Start your day off right with some brunch. If you’re staying close to the Quarter, also stop by Molly’s at the Market for some delicious Irish Coffee. It’s a must-do for everyone visiting New Orleans. I can’t count how many people told me to stop by here, and let me tell you it was worth it.
Ride the Streetcar
For just $1.25 you can get from Canal Street to Washington Avenue. It’s a unique and cheap way to get around New Orleans, and you’ll see more of the neighborhoods in this sprawling city.
You can’t go to New Orleans without seeing a cemetery. They’re famous because people are buried above ground in mausoleum-type graves because of all the flooding. This makes for an exceptionally eerie feel. You can either get a guided tour through a cemetery or walk through yourself. It just depends on how much history you’re interested in learning about.
If you’ve ever seen season 3 of American Horror Story, you’ll definitely want to stop by the home the show was filmed in! You can walk through all of the residential streets in the Garden District, but this one is just spectacular. Known as Buckner Mansion, it was built in the 1850s and is mesmerizing. It has three ballrooms inside and was simply a residential home until 1923 when it actually became an elite school.
Fun Fact: Now you can actually stay in this home for a night, or a month! It just comes at a hefty price. But, if you’ve got $20,000 lying around go right ahead and spend a month in NOLA.
The Commander’s Palace

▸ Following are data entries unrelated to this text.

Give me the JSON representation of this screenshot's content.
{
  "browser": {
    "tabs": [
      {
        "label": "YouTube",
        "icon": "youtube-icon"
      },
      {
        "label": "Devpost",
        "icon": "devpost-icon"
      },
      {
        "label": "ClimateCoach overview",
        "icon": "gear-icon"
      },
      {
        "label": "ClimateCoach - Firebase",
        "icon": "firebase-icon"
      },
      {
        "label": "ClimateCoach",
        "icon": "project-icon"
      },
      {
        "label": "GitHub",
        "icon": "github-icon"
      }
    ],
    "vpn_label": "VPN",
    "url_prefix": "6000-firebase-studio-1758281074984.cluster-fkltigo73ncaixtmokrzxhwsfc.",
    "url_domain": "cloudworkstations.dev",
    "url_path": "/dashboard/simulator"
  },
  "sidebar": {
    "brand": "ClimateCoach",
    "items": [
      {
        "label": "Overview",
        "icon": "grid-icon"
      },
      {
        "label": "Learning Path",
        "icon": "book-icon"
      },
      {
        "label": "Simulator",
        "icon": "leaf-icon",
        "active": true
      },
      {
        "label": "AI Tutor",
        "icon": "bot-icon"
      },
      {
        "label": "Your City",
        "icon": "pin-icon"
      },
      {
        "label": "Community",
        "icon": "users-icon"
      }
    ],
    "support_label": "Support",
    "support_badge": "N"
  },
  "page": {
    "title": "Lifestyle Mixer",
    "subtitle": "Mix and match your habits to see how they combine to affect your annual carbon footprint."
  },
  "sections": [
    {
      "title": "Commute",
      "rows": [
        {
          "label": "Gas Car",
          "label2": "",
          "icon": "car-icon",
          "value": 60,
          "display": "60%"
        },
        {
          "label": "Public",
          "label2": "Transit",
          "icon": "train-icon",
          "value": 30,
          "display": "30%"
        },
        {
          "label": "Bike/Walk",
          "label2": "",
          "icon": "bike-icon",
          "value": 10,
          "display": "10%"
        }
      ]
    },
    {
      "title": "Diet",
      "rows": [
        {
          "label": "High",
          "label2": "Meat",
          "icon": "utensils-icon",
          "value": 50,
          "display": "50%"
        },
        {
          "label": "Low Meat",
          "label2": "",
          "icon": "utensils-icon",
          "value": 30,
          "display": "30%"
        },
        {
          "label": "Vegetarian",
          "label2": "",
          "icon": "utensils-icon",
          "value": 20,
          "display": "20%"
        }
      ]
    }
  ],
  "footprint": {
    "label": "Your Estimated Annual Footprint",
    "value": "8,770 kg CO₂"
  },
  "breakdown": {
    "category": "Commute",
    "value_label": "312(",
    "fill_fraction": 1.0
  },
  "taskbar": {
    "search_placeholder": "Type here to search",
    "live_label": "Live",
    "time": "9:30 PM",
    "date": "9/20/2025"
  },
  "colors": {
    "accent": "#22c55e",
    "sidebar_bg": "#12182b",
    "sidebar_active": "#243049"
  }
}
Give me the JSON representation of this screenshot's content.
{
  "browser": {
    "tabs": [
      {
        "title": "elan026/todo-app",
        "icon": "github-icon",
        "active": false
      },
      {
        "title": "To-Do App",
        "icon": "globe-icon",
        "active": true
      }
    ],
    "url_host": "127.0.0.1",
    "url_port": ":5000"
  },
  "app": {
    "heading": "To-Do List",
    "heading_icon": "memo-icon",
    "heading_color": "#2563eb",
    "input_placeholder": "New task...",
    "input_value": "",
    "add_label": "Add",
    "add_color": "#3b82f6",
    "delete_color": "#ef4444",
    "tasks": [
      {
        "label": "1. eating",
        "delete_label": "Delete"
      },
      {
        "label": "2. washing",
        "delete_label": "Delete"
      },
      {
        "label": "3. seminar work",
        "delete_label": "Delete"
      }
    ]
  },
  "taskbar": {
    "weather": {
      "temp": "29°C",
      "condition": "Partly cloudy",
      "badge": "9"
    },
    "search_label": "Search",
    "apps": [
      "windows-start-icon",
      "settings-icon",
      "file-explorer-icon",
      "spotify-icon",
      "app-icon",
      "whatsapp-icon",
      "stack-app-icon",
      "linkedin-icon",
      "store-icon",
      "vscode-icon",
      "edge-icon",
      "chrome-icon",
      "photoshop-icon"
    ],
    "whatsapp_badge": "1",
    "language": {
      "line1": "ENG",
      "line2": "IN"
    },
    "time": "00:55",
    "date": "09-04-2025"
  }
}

This is an optional recommendation. I did not eat here but it was recommended to me. This is a tourist hotspot and it’s a very formal dining experience. It’s often ranked as the best restaurant in New Orleans, and there’s even a dress code! So if you decide to eat here make sure you look the part because they will turn you away. You can’t miss this restaurant because of the bright blue paint.
Travel Tip: I ate at The Rum House instead, which was a terrific Caribbean Taqueria!
There are more fun restaurants and shops here. I went into a great bookstore while I was browsing. Unfortunately because it was Sunday evening a lot of the places were closed, so plan ahead when visiting the Garden District. I don’t recommend going on a Sunday!
Find a Speak Easy
To end your trip to NOLA, go to a Speak Easy! Originating in the 1920’s during prohibition, these were secret bars people would meet at in order to drink. Do some research and ask around to find one, and just follow their instructions to get in. The quest for the password and location is all part of the fun! And if you’re really into it, dress up. Don’t just go in your street clothes.
On my next trip to the Big Easy I want to plan it around Mardi Gras. This city gets over 11 million tourists every year, and a majority of them come between December and March. There are so many festivals that it’s always a good time, but I’m excited to experience the most iconic festival the city hosts each year.
What are your favorite parts of New Orleans & what should I plan for next time? Leave a comment below!
And be careful… they say you always come back to NOLA, but after 3 visits if you’re returning it’s because you’re moving here. You just can’t help but fall in love with this city.